- _PROBLEM REQUIREMENTS_
Retype each entry verbatim. Do not include the images.
# # # #
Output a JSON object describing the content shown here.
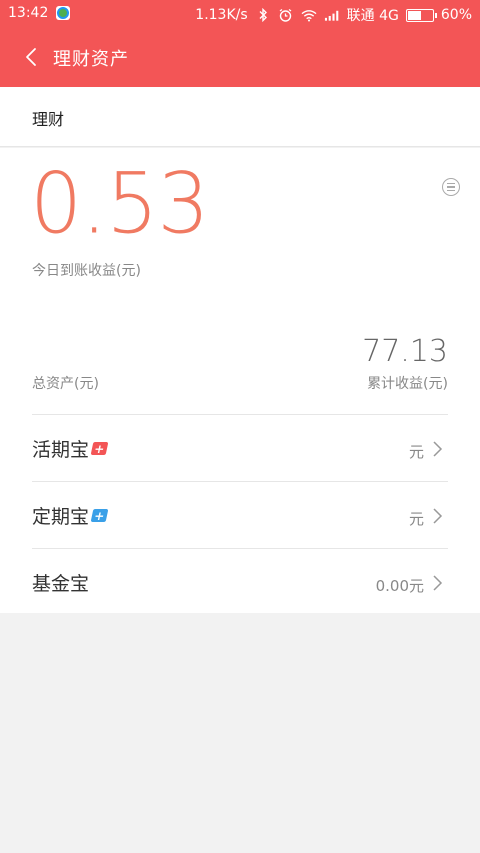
{
  "status_bar": {
    "time": "13:42",
    "net_speed": "1.13K/s",
    "carrier": "联通 4G",
    "battery": "60%",
    "battery_level": 0.6
  },
  "header": {
    "title": "理财资产"
  },
  "section": {
    "title": "理财"
  },
  "summary": {
    "today_income": "0.53",
    "today_label": "今日到账收益(元)",
    "cumulative_income": "77.13",
    "total_assets_label": "总资产(元)",
    "cumulative_label": "累计收益(元)"
  },
  "products": [
    {
      "name": "活期宝",
      "badge": "+",
      "badge_color": "#f35556",
      "value": "元"
    },
    {
      "name": "定期宝",
      "badge": "+",
      "badge_color": "#3aa0e8",
      "value": "元"
    },
    {
      "name": "基金宝",
      "badge": "",
      "badge_color": "",
      "value": "0.00元"
    }
  ],
  "colors": {
    "header_bg": "#f35556",
    "accent_number": "#f07a62"
  }
}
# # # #
- _WRITTEN REPLY_
Output a JSON object describing the content shown here.
{
  "status_bar": {
    "time": "13:42",
    "net_speed": "1.13K/s",
    "carrier": "联通 4G",
    "battery": "60%",
    "battery_level": 0.6
  },
  "header": {
    "title": "理财资产"
  },
  "section": {
    "title": "理财"
  },
  "summary": {
    "today_income": "0.53",
    "today_label": "今日到账收益(元)",
    "cumulative_income": "77.13",
    "total_assets_label": "总资产(元)",
    "cumulative_label": "累计收益(元)"
  },
  "products": [
    {
      "name": "活期宝",
      "badge": "+",
      "badge_color": "#f35556",
      "value": "元"
    },
    {
      "name": "定期宝",
      "badge": "+",
      "badge_color": "#3aa0e8",
      "value": "元"
    },
    {
      "name": "基金宝",
      "badge": "",
      "badge_color": "",
      "value": "0.00元"
    }
  ],
  "colors": {
    "header_bg": "#f35556",
    "accent_number": "#f07a62"
  }
}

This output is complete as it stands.